Wednesday, July 13, 2011

Employee Spotlight: Ryan Whitman

By: Sean Dunn
Marketing Intern, CycleTrader.com


Ryan Whitman is the focus of our first employee spotlight post. He works in California as a web solutions consultant for CycleTrader.com. During his free time Ryan enjoys racing in the amateur circuit. In this interview he talks about his amateur road racing experience.

Sean Dunn:  When did you start racing motorcycles?
Ryan Whitman:  I got a pretty late start.  I didn’t get my first motorcycle until 2004 so I was in my mid 20’s.  I got my bike in April and almost immediately started going to the race track.  I did some street riding and some canyon riding, then had a friend say you should come out and try the race track.  After I went to the race track for the first time, I never rode on the street after that.
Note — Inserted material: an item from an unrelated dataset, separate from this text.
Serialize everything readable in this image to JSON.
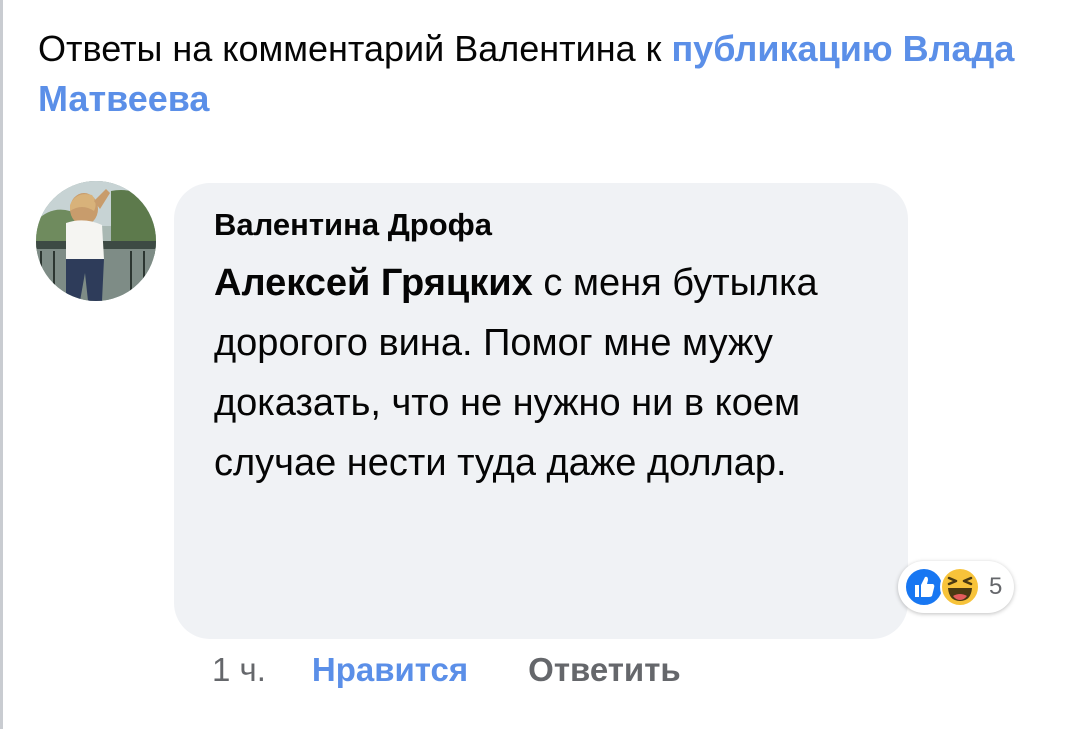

SD:  Do you remember your first bike?
Pictured Above: Ryan Whitman


RW:  It was a 2004 Honda CBR600RR.

SD:  After you began riding on the race track how long did it take until you were able to compete?
RW:  I spent about three years learning how to ride at the race track and building my skills then started racing in 2008.  As far as training I took the motorcycle safety course just to learn the controls.  There are a number of racing schools out there that you can go to that will teach you things like body position, cornering, apexing, throttle control and all those sorts of things.

SD:  Would you say it’s a long process to get into the amateur racing circuit?
RW:  I wouldn’t say it’s a long process, but when you have never rode a motorcycle before you can’t just hop out there and go racing.  You definitely need to build your skill level before you go out and start riding in competition.

SD:  So it really depends on how dedicated the rider is on getting out there and working on their skills.  After you built up your skill level and began competing, did you see early success or did that take time?
RW:  I had some pretty good success.  The reason I didn’t go racing immediately is because I wanted to build my skill.  So I went out and I was able to finish in 4th place in my very first amateur race.  My second amateur race I finished 3rd and in my third amateur race I finished in 4th place again.  I was able to accumulate enough points to move into the expert class and since moving into the expert class I’ve never finished outside of the top ten.

SD:  I would say you had great early success.  Do you get into any other type of racing, such as dirt racing?
RW:  No, I don’t ride a ‘hurt’ bike because all my friends that ride ‘hurt’ bikes end up coming home hurt.  I try and stick to the street and stay as close to the ground as possible so when you fall down you tend not to get hurt as bad.  At least that’s my philosophy.

Part II of this interview will be posted next week.